═══ DATASET RECORDS ═══
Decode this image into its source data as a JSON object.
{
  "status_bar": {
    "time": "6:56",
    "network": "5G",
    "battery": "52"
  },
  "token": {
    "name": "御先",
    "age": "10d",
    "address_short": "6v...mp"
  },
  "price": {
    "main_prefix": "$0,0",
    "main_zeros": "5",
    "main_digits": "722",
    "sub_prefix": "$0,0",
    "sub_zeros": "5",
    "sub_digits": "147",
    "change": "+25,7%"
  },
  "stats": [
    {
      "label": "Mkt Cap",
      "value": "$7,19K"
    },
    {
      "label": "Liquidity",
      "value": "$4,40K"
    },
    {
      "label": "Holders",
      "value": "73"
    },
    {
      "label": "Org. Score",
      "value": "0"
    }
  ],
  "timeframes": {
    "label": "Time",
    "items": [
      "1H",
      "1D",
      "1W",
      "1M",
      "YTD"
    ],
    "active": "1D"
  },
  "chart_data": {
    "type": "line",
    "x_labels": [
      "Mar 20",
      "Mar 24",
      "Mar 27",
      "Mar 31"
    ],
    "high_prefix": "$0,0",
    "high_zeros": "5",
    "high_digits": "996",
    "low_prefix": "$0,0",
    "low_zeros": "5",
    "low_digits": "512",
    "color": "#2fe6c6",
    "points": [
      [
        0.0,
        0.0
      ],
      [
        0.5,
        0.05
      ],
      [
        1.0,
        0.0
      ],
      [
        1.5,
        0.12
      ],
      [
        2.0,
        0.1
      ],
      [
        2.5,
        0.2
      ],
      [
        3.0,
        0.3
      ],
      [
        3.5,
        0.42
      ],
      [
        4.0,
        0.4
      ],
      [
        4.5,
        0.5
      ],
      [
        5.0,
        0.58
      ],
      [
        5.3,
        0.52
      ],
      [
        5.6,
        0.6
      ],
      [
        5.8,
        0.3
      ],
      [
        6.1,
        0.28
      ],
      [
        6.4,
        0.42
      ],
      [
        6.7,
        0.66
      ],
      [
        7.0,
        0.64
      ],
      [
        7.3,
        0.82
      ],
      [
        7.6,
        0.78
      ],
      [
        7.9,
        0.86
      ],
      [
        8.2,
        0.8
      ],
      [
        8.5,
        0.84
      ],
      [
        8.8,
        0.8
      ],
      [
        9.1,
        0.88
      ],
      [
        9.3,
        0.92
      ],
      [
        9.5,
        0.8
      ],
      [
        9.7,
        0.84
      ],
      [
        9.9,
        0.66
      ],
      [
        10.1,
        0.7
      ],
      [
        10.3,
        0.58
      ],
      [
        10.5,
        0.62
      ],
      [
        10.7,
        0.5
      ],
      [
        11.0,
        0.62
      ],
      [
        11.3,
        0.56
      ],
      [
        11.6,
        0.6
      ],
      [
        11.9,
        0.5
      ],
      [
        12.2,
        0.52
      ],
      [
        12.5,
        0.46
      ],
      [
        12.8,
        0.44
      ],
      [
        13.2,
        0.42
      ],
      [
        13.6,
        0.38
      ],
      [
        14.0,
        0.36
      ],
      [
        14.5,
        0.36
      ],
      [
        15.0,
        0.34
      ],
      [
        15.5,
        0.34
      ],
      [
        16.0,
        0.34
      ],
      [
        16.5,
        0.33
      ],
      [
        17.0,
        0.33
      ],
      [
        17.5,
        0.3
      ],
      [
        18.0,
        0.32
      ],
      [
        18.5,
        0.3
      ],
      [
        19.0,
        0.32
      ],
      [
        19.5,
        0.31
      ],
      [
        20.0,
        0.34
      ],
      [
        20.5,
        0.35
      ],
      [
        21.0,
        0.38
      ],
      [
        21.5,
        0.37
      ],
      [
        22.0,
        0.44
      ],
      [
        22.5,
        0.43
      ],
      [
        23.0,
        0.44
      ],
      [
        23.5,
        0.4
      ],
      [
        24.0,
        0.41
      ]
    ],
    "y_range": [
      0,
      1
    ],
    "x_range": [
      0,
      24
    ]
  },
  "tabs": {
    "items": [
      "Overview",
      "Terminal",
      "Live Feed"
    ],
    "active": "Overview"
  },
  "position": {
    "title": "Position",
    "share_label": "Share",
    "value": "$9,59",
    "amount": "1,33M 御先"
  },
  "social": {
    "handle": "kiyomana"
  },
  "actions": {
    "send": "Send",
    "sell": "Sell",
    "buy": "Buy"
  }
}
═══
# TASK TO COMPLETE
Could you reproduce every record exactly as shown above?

# RESULT OF THIS EXERCISE
Decode this image into its source data as a JSON object.
{
  "status_bar": {
    "time": "6:56",
    "network": "5G",
    "battery": "52"
  },
  "token": {
    "name": "御先",
    "age": "10d",
    "address_short": "6v...mp"
  },
  "price": {
    "main_prefix": "$0,0",
    "main_zeros": "5",
    "main_digits": "722",
    "sub_prefix": "$0,0",
    "sub_zeros": "5",
    "sub_digits": "147",
    "change": "+25,7%"
  },
  "stats": [
    {
      "label": "Mkt Cap",
      "value": "$7,19K"
    },
    {
      "label": "Liquidity",
      "value": "$4,40K"
    },
    {
      "label": "Holders",
      "value": "73"
    },
    {
      "label": "Org. Score",
      "value": "0"
    }
  ],
  "timeframes": {
    "label": "Time",
    "items": [
      "1H",
      "1D",
      "1W",
      "1M",
      "YTD"
    ],
    "active": "1D"
  },
  "chart_data": {
    "type": "line",
    "x_labels": [
      "Mar 20",
      "Mar 24",
      "Mar 27",
      "Mar 31"
    ],
    "high_prefix": "$0,0",
    "high_zeros": "5",
    "high_digits": "996",
    "low_prefix": "$0,0",
    "low_zeros": "5",
    "low_digits": "512",
    "color": "#2fe6c6",
    "points": [
      [
        0.0,
        0.0
      ],
      [
        0.5,
        0.05
      ],
      [
        1.0,
        0.0
      ],
      [
        1.5,
        0.12
      ],
      [
        2.0,
        0.1
      ],
      [
        2.5,
        0.2
      ],
      [
        3.0,
        0.3
      ],
      [
        3.5,
        0.42
      ],
      [
        4.0,
        0.4
      ],
      [
        4.5,
        0.5
      ],
      [
        5.0,
        0.58
      ],
      [
        5.3,
        0.52
      ],
      [
        5.6,
        0.6
      ],
      [
        5.8,
        0.3
      ],
      [
        6.1,
        0.28
      ],
      [
        6.4,
        0.42
      ],
      [
        6.7,
        0.66
      ],
      [
        7.0,
        0.64
      ],
      [
        7.3,
        0.82
      ],
      [
        7.6,
        0.78
      ],
      [
        7.9,
        0.86
      ],
      [
        8.2,
        0.8
      ],
      [
        8.5,
        0.84
      ],
      [
        8.8,
        0.8
      ],
      [
        9.1,
        0.88
      ],
      [
        9.3,
        0.92
      ],
      [
        9.5,
        0.8
      ],
      [
        9.7,
        0.84
      ],
      [
        9.9,
        0.66
      ],
      [
        10.1,
        0.7
      ],
      [
        10.3,
        0.58
      ],
      [
        10.5,
        0.62
      ],
      [
        10.7,
        0.5
      ],
      [
        11.0,
        0.62
      ],
      [
        11.3,
        0.56
      ],
      [
        11.6,
        0.6
      ],
      [
        11.9,
        0.5
      ],
      [
        12.2,
        0.52
      ],
      [
        12.5,
        0.46
      ],
      [
        12.8,
        0.44
      ],
      [
        13.2,
        0.42
      ],
      [
        13.6,
        0.38
      ],
      [
        14.0,
        0.36
      ],
      [
        14.5,
        0.36
      ],
      [
        15.0,
        0.34
      ],
      [
        15.5,
        0.34
      ],
      [
        16.0,
        0.34
      ],
      [
        16.5,
        0.33
      ],
      [
        17.0,
        0.33
      ],
      [
        17.5,
        0.3
      ],
      [
        18.0,
        0.32
      ],
      [
        18.5,
        0.3
      ],
      [
        19.0,
        0.32
      ],
      [
        19.5,
        0.31
      ],
      [
        20.0,
        0.34
      ],
      [
        20.5,
        0.35
      ],
      [
        21.0,
        0.38
      ],
      [
        21.5,
        0.37
      ],
      [
        22.0,
        0.44
      ],
      [
        22.5,
        0.43
      ],
      [
        23.0,
        0.44
      ],
      [
        23.5,
        0.4
      ],
      [
        24.0,
        0.41
      ]
    ],
    "y_range": [
      0,
      1
    ],
    "x_range": [
      0,
      24
    ]
  },
  "tabs": {
    "items": [
      "Overview",
      "Terminal",
      "Live Feed"
    ],
    "active": "Overview"
  },
  "position": {
    "title": "Position",
    "share_label": "Share",
    "value": "$9,59",
    "amount": "1,33M 御先"
  },
  "social": {
    "handle": "kiyomana"
  },
  "actions": {
    "send": "Send",
    "sell": "Sell",
    "buy": "Buy"
  }
}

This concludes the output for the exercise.